Task to carry out: For the word "data", copy every line of the material that includes it.

════════

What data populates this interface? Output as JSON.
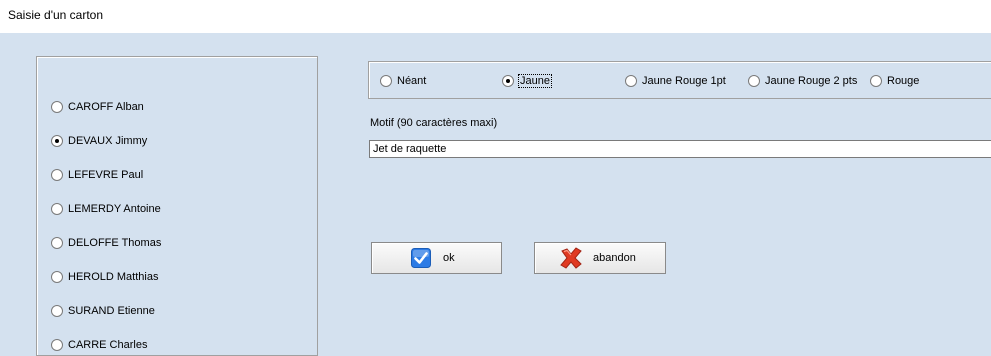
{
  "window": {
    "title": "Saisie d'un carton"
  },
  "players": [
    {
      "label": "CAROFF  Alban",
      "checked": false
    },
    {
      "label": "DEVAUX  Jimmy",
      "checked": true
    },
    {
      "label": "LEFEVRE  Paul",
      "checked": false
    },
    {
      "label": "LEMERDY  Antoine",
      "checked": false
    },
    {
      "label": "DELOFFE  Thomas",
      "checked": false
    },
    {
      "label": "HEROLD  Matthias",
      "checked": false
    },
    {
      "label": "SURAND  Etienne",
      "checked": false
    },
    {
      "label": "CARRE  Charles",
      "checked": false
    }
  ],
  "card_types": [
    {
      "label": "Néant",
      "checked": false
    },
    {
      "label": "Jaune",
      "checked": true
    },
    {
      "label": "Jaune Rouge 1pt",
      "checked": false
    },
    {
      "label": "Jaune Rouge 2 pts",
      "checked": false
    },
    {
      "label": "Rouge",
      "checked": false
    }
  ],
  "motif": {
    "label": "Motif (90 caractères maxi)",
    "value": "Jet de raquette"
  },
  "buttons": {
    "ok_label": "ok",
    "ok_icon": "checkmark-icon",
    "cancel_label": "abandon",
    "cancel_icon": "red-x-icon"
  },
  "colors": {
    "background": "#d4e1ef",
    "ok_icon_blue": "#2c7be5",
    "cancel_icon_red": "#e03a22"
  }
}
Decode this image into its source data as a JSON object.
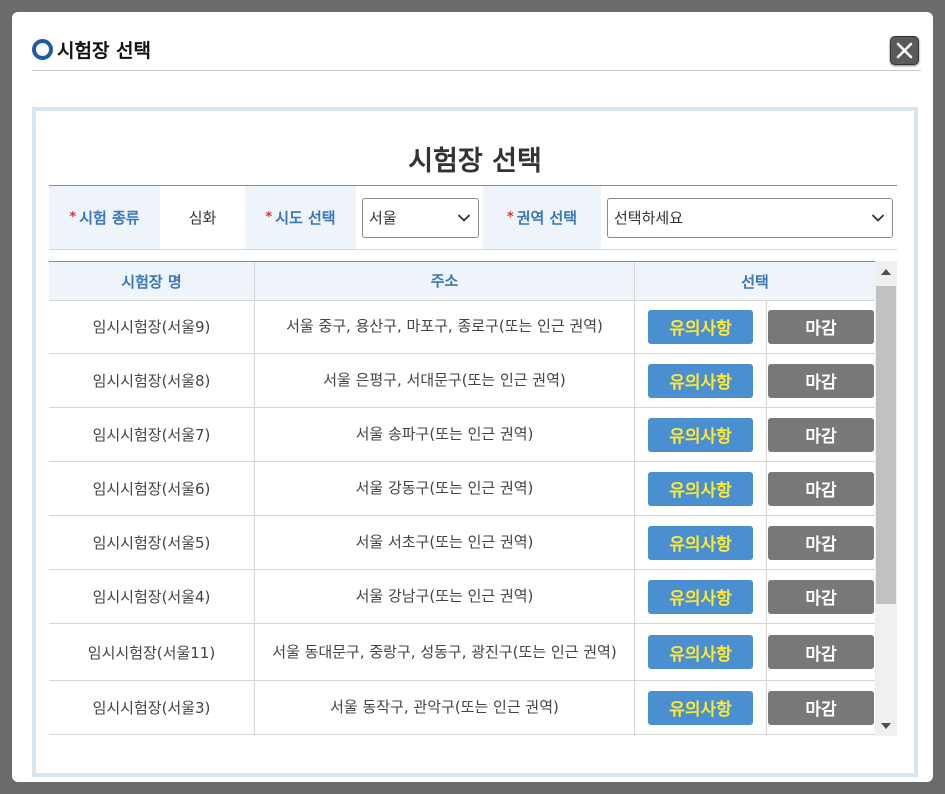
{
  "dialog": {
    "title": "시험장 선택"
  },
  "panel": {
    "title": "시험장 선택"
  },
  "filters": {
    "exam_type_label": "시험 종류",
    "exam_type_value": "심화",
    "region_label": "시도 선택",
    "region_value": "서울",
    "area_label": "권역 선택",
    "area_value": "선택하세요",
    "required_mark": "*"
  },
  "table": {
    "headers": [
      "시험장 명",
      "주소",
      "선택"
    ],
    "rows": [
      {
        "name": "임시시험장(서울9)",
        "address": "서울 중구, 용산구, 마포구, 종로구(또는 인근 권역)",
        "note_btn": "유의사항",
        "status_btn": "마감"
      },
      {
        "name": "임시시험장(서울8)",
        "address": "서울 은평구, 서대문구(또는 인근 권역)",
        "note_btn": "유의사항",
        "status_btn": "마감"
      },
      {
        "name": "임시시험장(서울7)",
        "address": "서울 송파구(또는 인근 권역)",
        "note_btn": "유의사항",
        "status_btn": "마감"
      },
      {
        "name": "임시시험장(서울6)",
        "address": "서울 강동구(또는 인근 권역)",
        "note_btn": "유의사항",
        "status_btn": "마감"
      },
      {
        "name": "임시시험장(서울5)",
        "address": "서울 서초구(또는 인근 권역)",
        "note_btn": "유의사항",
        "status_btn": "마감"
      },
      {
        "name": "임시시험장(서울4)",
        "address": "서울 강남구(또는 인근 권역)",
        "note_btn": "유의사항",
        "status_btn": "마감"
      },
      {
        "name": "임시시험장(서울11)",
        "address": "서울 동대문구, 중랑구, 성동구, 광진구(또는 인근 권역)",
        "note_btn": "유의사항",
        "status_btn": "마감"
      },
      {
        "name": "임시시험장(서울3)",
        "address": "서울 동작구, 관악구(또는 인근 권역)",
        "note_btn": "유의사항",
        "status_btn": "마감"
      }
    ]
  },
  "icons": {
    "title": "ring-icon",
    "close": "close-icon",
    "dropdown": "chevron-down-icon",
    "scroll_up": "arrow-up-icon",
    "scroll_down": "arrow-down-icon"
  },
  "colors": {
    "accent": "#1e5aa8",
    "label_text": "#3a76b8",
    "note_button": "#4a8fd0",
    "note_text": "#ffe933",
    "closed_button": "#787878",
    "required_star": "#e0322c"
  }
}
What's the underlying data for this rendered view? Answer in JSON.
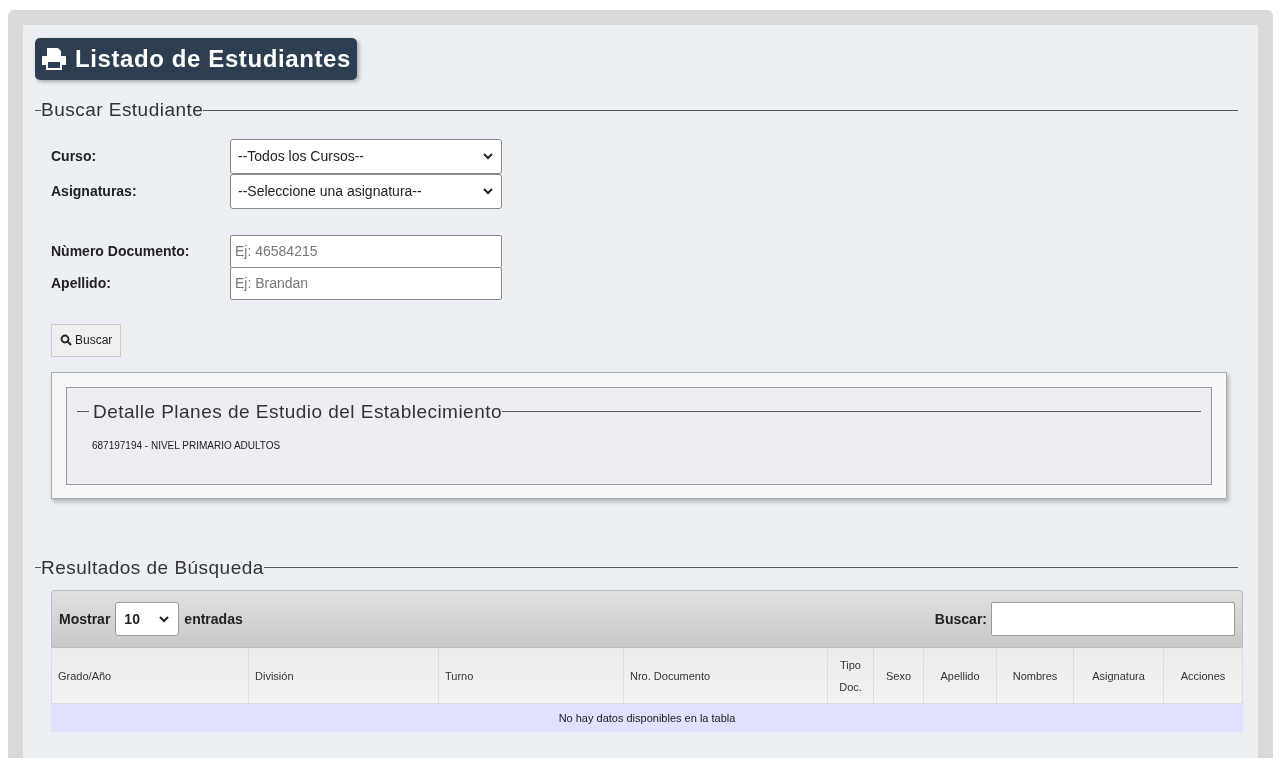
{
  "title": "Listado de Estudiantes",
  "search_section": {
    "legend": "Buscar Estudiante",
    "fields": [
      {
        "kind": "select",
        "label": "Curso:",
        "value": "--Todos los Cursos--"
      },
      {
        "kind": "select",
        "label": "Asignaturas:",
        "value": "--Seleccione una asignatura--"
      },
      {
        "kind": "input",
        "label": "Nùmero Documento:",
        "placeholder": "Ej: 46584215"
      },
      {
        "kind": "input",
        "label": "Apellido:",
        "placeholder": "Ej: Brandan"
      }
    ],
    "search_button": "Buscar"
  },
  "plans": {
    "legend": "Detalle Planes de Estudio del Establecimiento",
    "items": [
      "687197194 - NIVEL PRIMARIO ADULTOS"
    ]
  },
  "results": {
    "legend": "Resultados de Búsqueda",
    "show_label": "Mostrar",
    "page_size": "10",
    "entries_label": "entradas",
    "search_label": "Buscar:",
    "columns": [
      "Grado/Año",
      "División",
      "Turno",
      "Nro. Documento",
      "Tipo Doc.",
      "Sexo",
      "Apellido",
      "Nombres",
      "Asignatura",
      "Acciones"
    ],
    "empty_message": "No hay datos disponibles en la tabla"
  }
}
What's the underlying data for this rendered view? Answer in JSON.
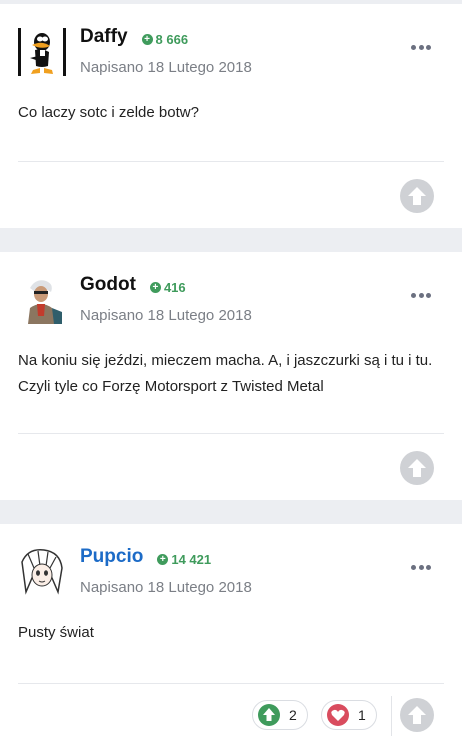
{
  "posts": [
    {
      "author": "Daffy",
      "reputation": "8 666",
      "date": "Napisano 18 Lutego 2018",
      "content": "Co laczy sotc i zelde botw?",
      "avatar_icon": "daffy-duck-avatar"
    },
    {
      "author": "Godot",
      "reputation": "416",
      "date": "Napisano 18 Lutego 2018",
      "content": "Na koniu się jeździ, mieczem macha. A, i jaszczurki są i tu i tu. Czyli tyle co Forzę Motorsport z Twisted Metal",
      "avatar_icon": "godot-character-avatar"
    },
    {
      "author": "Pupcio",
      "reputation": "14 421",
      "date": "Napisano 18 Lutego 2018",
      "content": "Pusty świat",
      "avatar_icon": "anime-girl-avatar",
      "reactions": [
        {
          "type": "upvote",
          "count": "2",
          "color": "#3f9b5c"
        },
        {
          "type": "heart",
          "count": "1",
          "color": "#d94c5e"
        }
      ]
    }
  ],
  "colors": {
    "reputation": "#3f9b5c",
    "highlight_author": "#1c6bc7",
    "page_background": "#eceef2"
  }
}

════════

Exercise output:
What data populates this interface? Output as JSON.
Decode this image into its source data as a JSON object.
What's the underlying data for this rendered view? Answer in JSON.
What's the underlying data for this rendered view? Answer in JSON.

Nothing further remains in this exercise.